Yesterdish’s Garlic And Parmesan Pasta Chips

Sometimes, pasta wants to be dipped.

Sure, it may seem strange at first to see pasta baked into crisp bites of Parmesan and garlic. But you’ve probably had fried ravioli at the bar, right? Well, pasta chips are fried ravioli, minus the ravioli.

Really, it’s no stranger than flour tortilla chips, pita chips, or crispy wonton skins. Flour tortilla chips are probably the closest in flavor and texture; both are a bit more delicate than their corn-based counterparts.

That delicate texture makes pasta chips a perfect partner with a wider variety of dips than tortilla or potato chips, ranging from the harissa I use here to whipped artichoke souffles and even savory smoked salmon cheesecakes. Of course, you can also dip them in pasta sauce, which is surprisingly satisfying.

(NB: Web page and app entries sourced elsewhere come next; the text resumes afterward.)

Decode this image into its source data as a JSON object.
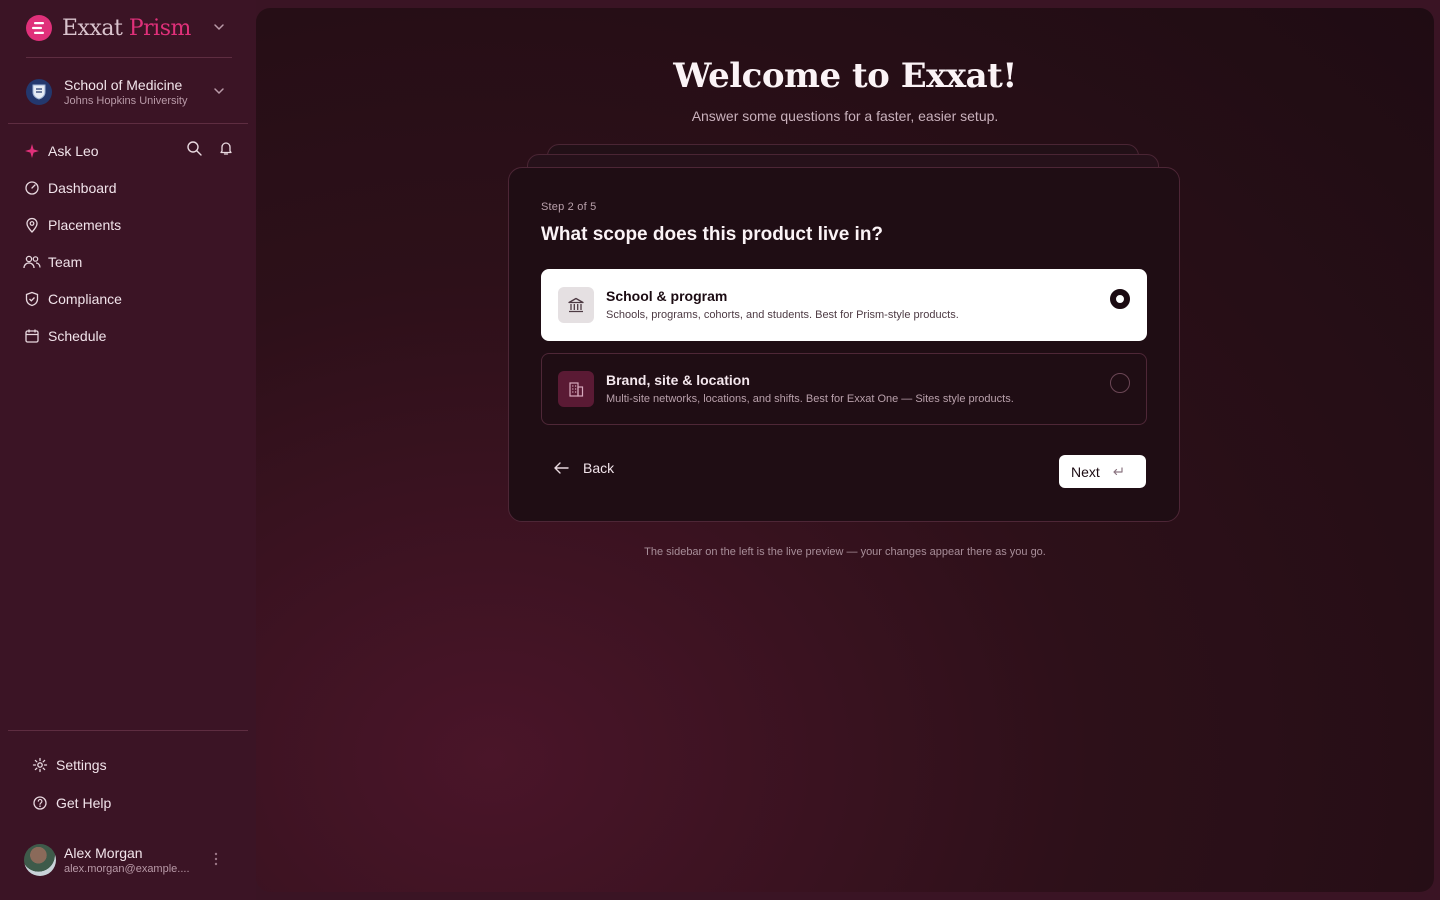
{
  "brand": {
    "name_part1": "Exxat",
    "name_part2": "Prism"
  },
  "school": {
    "name": "School of Medicine",
    "university": "Johns Hopkins University"
  },
  "nav": {
    "ask": "Ask Leo",
    "items": [
      {
        "label": "Dashboard",
        "icon": "dashboard-icon"
      },
      {
        "label": "Placements",
        "icon": "map-pin-icon"
      },
      {
        "label": "Team",
        "icon": "team-icon"
      },
      {
        "label": "Compliance",
        "icon": "shield-icon"
      },
      {
        "label": "Schedule",
        "icon": "calendar-icon"
      }
    ]
  },
  "bottom_nav": {
    "settings": "Settings",
    "help": "Get Help"
  },
  "user": {
    "name": "Alex Morgan",
    "email": "alex.morgan@example...."
  },
  "main": {
    "title": "Welcome to Exxat!",
    "subtitle": "Answer some questions for a faster, easier setup.",
    "step": "Step 2 of 5",
    "question": "What scope does this product live in?",
    "options": [
      {
        "title": "School & program",
        "desc": "Schools, programs, cohorts, and students. Best for Prism-style products.",
        "selected": true
      },
      {
        "title": "Brand, site & location",
        "desc": "Multi-site networks, locations, and shifts. Best for Exxat One — Sites style products.",
        "selected": false
      }
    ],
    "back_label": "Back",
    "next_label": "Next",
    "footnote": "The sidebar on the left is the live preview — your changes appear there as you go."
  },
  "colors": {
    "accent": "#e0307a",
    "sidebar_bg": "#3b1425",
    "card_bg": "#1f0d14"
  }
}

Using homemade pasta will give these chips the magical combination of egg, garlic, and Parmesan that makes Caesar salad a favorite.

You’ll notice the recipe is a bit different than Yesterdish’s basic pasta dough.

Olive oil is the major structural difference. Whenever you’re frying a pasta, whether it’s that fried ravioli from the bar, a shallow-fried pumpkin ravioli in butter, or this oven-fried iteration, adding oil to the dough will help ensure that the pasta stays delicate to the tooth. If you don’t add oil to the dough, once the water is cooked off, the pasta will be tough and sort of chewy.

Another difference is the addition of salt. In standard pasta, the salt is provided by the boiling salted water. Obviously, we’re skipping that step here.

As you could probably imagine from these recipes, I don’t like the use of wonton skins in making ravioli, and I don’t like them in making pasta chips, either. Although commercial wonton skins have some of the same ingredients as homemade pasta–flour and egg–they’ve got some other things, too.

Most use lower protein flour, then add gluten later in the process, and use more egg whites than yolks, and more water than egg altogether. And then, to give this low-protein-and-water flour something resembling a flavor, they add vinegar. All of that is fine, if you’re intending on loading this structure up with pork and garlic and frying it–but it’s a poor substitute in any application where you’re supposed to taste the wrapping itself.

Nor will wontons have the texture you’re looking for in a pasta chip–they’re made to be crisp, but not with the same shatter as homemade pasta chips. So leave the wonton skins for the wontons. Using homemade pasta will give these chips the magical combination of egg, garlic, and Parmesan that makes Caesar salad a favorite.

There’s a world of appetizer dips waiting to be unlocked with these, and I’d like to re-imagine some favorite pasta sauces as hors d’oeuvres bites. How about a lasagna Florentine bite with creamed spinach and fresh tomato, or a carbonara bite with bacon, pea puree, and a fried quail egg? Or, y’know, something more down home–a tuna noodle variety?

From Yesterdish’s recipe box.

Yesterdish’s Garlic And Parmesan Pasta Chips

120 g. all purpose flour
1 Tbsp. olive oil
1 Tbsp. persillade
1 egg
1 tsp. Kosher salt

Olive oil spray
Grated Parmesan

Mix first five ingredients into pasta dough. Rest 20 minutes; roll out and cut with ravioli cutter or knife.

Lay pieces on a wire rack; spray with olive oil on both sides, sprinkle with Parmesan, and bake at 400 deg. F. for 6-7 minutes.

Leave a Reply

Your email address will not be published.
Required fields are marked:*